→ **INSTRUCTIONS FOR THE TASK**
The word "table" marks the lines to find; copy every such line from the data below.

------ ENTRIES PROVIDED ------

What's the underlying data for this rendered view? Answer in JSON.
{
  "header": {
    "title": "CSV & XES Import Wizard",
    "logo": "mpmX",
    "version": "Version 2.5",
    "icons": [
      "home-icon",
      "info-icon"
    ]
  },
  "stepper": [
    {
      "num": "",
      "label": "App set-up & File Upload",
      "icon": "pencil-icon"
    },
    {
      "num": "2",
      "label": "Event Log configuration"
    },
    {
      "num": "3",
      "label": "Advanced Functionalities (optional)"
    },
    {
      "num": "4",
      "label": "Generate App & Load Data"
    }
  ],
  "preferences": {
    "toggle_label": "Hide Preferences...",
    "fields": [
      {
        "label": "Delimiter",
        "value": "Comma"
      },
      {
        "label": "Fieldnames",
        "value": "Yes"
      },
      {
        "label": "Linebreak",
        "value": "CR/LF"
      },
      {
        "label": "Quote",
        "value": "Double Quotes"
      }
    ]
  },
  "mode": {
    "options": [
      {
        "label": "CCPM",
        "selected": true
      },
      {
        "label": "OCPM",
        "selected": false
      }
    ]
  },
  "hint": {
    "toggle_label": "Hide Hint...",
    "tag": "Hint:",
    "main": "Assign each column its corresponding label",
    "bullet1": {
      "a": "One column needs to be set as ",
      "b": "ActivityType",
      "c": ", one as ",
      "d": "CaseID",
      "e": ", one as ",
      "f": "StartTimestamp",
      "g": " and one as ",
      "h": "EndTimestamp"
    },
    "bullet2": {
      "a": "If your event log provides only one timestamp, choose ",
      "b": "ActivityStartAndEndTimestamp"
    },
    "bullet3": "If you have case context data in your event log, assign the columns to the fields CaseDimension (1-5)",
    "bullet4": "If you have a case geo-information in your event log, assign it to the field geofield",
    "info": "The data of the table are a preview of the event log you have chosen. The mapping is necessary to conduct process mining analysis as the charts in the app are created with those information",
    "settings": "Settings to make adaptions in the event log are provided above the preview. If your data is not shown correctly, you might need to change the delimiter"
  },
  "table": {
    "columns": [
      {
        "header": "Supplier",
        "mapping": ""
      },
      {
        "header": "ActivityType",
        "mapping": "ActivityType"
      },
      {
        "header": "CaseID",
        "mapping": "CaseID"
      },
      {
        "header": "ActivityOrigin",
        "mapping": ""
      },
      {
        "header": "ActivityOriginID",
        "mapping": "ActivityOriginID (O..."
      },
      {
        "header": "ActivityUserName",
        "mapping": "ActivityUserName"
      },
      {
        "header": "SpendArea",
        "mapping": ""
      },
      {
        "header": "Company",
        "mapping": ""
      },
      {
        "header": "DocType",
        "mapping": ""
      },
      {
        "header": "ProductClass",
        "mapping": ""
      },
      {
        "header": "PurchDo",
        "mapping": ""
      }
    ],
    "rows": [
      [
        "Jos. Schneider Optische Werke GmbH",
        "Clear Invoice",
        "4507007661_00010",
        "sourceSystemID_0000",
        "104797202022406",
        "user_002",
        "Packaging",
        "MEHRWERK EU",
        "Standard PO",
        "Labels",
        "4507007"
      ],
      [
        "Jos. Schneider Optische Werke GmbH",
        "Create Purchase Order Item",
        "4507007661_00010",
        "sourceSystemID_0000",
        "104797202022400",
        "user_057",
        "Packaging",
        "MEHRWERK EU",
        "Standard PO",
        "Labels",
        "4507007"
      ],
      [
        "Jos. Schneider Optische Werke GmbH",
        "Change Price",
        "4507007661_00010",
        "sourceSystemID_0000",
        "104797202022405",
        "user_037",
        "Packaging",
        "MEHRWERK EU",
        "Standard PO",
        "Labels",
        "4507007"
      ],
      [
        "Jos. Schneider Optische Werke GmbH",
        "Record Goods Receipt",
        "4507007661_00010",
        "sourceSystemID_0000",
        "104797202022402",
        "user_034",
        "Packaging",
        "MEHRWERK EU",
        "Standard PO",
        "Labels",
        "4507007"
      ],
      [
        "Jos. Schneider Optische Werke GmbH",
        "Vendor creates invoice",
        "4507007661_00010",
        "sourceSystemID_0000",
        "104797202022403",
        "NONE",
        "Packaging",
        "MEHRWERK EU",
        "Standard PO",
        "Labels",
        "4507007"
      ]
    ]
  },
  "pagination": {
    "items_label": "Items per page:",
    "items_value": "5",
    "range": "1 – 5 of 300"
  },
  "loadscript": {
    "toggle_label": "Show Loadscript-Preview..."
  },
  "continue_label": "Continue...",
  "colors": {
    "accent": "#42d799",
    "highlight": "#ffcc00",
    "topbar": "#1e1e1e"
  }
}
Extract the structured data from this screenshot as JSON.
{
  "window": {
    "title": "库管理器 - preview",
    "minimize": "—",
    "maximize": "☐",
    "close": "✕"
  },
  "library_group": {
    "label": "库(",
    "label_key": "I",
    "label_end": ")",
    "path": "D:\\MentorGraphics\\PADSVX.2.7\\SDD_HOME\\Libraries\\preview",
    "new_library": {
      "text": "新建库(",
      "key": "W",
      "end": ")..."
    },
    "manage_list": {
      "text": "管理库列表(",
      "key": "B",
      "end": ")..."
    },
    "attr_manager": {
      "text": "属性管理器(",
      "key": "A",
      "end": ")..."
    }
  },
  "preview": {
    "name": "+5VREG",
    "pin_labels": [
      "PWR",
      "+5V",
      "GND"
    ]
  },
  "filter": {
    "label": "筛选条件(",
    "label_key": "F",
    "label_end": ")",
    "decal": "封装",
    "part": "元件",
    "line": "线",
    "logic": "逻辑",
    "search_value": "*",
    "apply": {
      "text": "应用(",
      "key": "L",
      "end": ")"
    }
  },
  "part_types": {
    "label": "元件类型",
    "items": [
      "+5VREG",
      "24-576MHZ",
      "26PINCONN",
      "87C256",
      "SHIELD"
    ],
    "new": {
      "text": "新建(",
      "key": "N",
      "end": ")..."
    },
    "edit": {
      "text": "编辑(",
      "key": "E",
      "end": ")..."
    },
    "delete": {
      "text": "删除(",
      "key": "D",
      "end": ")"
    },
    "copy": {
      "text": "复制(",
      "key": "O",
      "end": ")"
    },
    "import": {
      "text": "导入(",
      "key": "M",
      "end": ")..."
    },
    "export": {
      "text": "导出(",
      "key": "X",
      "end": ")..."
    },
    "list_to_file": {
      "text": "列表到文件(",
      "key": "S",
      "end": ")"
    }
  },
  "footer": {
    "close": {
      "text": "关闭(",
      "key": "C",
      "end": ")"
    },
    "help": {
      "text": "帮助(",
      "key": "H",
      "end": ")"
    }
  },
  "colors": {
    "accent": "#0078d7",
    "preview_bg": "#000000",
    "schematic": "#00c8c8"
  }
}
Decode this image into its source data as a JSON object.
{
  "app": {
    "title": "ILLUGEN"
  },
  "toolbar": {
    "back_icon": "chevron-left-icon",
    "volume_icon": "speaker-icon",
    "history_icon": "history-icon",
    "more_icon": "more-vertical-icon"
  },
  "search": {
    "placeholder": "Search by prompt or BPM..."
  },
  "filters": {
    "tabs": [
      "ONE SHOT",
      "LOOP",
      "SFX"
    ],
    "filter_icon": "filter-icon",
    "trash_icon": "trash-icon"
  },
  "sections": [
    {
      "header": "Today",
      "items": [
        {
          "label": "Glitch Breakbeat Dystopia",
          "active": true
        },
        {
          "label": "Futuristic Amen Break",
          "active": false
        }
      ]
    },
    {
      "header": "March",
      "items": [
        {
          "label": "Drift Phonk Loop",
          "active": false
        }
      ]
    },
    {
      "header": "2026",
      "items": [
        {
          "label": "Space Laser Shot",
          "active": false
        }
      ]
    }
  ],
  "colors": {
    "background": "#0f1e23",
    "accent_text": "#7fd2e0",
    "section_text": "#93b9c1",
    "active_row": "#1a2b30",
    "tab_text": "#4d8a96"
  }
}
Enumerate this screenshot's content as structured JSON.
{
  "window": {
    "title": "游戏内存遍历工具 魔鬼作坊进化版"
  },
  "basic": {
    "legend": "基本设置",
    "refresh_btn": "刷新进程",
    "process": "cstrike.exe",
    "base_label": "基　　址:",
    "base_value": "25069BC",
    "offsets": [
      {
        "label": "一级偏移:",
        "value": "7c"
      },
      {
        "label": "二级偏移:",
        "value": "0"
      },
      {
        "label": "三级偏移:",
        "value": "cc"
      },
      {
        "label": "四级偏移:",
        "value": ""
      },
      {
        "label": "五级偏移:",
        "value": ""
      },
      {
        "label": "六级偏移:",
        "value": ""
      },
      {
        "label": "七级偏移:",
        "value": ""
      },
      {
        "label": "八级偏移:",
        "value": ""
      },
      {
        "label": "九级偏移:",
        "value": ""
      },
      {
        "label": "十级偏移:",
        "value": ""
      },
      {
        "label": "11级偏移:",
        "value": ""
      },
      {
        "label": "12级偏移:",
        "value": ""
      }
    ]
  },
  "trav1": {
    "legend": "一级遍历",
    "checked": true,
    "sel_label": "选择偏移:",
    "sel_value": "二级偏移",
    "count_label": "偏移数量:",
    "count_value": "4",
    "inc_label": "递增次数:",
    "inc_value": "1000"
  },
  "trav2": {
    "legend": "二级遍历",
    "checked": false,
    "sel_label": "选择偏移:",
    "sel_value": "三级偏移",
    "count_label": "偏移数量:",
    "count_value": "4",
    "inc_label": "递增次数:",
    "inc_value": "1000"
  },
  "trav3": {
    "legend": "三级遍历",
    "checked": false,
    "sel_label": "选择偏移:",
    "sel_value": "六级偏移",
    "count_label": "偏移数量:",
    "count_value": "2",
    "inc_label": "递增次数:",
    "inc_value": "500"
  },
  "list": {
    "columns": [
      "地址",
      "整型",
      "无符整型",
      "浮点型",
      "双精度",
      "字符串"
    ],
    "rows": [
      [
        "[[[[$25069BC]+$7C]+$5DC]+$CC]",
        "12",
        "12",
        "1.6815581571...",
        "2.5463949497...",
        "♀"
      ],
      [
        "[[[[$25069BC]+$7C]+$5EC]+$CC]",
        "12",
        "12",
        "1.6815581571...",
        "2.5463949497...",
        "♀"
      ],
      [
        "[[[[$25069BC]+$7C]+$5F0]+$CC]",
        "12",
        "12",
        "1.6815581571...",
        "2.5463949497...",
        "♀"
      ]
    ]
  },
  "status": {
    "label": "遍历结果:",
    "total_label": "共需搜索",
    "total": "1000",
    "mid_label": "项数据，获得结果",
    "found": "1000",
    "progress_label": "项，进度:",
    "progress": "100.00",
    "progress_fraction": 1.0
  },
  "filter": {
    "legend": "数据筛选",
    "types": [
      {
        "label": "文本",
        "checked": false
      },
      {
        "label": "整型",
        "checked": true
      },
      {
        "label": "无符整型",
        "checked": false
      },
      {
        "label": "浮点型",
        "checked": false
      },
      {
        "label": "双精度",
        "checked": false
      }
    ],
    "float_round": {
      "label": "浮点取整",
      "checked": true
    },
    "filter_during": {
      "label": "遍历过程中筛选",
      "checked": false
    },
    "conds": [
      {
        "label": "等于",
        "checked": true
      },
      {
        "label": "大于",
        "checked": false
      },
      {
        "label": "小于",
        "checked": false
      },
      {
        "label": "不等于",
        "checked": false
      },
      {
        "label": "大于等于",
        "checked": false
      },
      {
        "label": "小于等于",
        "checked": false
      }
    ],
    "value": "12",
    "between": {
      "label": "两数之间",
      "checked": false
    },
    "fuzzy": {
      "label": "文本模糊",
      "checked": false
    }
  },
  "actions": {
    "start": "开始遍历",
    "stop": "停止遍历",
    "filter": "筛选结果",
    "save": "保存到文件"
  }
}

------

→ **SOLVED EXERCISE**
    "info": "The data of the table are a preview of the event log you have chosen. The mapping is necessary to conduct process mining analysis as the charts in the app are created with those information",
  "table": {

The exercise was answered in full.